══ Task material ══

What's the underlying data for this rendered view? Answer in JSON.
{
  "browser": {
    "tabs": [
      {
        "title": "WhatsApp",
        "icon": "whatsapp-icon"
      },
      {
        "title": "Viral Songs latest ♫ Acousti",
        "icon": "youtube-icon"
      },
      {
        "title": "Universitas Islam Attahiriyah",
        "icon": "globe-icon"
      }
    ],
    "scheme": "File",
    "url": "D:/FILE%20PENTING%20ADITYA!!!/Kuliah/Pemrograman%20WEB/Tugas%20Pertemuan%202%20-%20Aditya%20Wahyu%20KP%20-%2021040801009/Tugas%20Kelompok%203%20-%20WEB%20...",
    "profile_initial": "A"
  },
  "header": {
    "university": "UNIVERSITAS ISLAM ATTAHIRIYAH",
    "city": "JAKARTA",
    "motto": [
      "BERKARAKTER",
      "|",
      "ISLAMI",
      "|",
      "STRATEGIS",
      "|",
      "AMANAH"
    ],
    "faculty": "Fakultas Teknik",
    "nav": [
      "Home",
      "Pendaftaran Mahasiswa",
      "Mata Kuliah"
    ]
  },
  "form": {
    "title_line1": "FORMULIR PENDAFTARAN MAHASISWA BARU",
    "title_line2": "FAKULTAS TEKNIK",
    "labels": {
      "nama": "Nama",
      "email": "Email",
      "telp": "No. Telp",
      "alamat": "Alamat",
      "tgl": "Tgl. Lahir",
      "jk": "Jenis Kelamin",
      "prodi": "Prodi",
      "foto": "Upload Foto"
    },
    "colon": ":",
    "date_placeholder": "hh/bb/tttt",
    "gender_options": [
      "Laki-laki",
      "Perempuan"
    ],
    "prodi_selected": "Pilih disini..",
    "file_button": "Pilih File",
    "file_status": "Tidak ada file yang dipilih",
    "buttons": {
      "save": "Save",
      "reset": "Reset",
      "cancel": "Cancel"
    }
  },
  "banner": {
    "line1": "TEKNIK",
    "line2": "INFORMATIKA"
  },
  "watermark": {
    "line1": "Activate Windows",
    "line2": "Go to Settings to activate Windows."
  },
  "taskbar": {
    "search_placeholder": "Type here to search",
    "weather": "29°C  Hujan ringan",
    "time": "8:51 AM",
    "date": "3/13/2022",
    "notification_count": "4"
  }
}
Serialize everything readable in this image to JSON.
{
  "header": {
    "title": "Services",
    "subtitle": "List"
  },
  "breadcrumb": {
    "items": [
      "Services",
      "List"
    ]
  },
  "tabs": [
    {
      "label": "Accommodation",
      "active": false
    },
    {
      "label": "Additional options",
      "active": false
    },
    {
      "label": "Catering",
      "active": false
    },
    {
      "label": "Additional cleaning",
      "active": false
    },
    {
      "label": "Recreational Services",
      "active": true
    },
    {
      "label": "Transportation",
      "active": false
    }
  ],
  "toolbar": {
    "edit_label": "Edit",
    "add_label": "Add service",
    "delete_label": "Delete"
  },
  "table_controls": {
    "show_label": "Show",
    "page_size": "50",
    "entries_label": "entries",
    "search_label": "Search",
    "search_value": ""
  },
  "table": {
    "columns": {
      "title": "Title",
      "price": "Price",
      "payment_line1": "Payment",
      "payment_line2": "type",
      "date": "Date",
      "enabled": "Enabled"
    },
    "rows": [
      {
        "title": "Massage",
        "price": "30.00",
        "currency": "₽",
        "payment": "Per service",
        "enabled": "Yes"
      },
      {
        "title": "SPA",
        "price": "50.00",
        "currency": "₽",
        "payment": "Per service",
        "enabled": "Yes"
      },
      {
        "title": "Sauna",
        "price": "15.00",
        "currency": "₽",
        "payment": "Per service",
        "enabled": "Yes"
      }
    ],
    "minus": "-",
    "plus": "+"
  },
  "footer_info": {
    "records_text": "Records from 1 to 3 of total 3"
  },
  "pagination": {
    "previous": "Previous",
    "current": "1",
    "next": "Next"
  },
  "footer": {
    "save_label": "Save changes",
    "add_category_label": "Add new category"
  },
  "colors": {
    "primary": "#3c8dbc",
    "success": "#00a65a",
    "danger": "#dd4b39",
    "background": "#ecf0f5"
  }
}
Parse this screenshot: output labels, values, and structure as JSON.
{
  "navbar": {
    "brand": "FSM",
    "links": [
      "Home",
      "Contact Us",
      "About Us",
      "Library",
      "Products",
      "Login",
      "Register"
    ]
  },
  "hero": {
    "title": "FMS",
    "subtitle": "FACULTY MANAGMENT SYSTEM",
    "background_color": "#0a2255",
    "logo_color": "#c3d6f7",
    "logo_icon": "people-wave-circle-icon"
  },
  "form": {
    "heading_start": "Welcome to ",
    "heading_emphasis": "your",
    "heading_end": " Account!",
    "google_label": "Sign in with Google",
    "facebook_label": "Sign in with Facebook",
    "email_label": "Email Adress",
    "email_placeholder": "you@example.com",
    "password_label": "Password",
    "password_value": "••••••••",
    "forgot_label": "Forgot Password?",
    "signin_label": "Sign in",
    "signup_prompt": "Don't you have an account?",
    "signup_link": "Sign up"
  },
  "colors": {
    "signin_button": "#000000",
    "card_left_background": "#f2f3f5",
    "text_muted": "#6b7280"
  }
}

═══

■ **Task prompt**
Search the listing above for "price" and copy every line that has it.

■ **Answer below**
      "price": "Price",
        "price": "30.00",
        "price": "50.00",
        "price": "15.00",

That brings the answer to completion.